The Keighley by-election, 1918 was a parliamentary by-election held for the House of Commons constituency of Keighley in the West Riding of Yorkshire on 26 April 1918.
Keighley by-election, 1918 Wikipedia
The by-election was caused by the death on 16 March 1918 of the sitting Liberal MP, Sir Swire Smith.
The most recent contest in the constituency had seen a three-way battle;
Keighley Liberals chose William Somervell, a 39-year-old director of his family business, Somervell Bros. of Kendal, leather merchants and boot manufacturers, later known as K Shoes as their candidate. Somervell had twice previously contested the South or Kendal Division of Westmorland for the Liberals.
As the by-election was taking place during wartime and Somervell was standing as the candidate of the Coalition government he did not face Conservative or Labour Party opponents. There was however a ‘Peace by Negotiation’ candidate, William Bland, (who is also referred to in some reference books as an ILP candidate) and who had been the official Labour candidate at a previous contested by-election in the constituency in 1913. At one point too it looked as if there would be a woman candidate in the field. Nina Boyle, a journalist and well-known campaigner for women's suffrage and women's rights made known her intention to put up at the by-election as a candidate of the Women's Freedom League. Although women over thirty gained the vote in 1918, there was some doubt as to whether women were eligible to stand as parliamentary candidates. Boyle announced that she would test the law and if her nomination was refused would take the matter to the courts to obtain a definitive ruling. After some legal consideration, the Returning Officer stated that he was prepared to accept her nomination, thus establishing an important precedent for women candidates. However he ruled her nomination papers invalid on other grounds. One of the signatories to her nomination was not on the electoral roll and another lived outside the constituency. While Boyle did not therefore get to appear on the ballot paper, she claimed a moral victory for women’s suffrage rights and cleared the way for others to stand and win election a few months later at the 1918 general election.
Somervell was returned easily with a majority of 2,524 votes and well over 50% of the poll.
Historians have argued that this was an indication of a growing and substantial body of public opinion favouring a negotiated peace settlement with Germany following the publication of the Lansdowne letter and an increasing sign of war-weariness.
Somervell and Bland faced each other again at the General Election 8 months later.
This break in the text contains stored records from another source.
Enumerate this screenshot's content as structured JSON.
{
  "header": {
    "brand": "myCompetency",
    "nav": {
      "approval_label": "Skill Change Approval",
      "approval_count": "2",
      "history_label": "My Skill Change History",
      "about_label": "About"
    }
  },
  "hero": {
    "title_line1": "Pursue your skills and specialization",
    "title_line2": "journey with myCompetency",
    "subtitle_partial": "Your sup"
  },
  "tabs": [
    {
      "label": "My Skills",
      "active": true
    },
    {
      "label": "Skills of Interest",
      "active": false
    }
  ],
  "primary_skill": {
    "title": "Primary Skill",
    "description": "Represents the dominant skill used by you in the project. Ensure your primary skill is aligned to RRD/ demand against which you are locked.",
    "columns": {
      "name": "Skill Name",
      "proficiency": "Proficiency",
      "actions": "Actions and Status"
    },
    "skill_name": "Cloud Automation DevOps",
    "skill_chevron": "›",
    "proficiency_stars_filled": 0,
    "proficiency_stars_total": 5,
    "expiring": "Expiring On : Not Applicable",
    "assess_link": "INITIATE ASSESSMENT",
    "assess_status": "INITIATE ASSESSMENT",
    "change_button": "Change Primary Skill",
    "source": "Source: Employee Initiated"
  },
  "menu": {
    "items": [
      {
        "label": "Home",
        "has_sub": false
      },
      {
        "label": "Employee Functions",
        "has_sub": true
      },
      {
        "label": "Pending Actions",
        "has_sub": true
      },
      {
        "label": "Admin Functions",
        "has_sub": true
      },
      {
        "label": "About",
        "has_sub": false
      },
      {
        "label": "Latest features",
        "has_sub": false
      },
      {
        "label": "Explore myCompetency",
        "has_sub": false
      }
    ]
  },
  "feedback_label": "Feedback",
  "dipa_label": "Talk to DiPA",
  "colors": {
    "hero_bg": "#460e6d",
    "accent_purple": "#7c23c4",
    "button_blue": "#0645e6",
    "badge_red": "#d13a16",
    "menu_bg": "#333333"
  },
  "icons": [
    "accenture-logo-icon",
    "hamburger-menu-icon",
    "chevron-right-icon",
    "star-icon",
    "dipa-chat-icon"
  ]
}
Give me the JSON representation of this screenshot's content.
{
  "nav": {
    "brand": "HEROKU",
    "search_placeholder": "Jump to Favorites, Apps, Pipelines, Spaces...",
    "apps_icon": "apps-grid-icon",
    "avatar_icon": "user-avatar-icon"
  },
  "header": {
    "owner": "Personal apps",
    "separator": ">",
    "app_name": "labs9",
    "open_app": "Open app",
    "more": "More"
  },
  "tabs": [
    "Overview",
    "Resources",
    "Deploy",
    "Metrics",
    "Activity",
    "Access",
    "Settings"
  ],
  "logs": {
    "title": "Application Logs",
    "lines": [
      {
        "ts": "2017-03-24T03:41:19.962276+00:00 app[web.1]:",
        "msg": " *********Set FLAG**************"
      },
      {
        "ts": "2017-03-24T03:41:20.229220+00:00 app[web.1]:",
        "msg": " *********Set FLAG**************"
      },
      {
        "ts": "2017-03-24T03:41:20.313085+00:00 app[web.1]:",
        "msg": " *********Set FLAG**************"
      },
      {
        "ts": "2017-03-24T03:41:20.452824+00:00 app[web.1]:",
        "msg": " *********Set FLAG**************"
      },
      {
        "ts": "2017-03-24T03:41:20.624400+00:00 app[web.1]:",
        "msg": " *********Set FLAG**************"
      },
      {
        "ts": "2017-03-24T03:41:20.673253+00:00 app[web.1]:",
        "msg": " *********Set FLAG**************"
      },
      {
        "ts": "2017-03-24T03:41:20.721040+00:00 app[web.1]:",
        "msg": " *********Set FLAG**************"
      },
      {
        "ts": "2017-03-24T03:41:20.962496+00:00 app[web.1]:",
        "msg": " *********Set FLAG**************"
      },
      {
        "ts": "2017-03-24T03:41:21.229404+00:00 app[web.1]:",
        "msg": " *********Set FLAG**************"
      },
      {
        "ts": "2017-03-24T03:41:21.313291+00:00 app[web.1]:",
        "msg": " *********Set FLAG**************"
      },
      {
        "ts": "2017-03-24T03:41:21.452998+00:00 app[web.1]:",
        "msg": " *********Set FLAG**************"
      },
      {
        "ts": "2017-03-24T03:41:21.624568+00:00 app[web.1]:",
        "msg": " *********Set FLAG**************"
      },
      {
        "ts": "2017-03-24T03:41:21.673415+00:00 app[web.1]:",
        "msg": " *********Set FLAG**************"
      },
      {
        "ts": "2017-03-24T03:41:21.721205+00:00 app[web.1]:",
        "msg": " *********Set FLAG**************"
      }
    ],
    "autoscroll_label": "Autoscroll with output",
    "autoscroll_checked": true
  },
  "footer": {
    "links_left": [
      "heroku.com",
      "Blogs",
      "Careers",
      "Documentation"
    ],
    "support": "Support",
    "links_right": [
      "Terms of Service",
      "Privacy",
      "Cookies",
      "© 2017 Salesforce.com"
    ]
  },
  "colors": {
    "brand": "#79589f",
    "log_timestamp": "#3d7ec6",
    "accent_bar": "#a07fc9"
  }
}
However, this time a Unionist also stood and received official endorsement of the Coalition Government, helping him secure victory;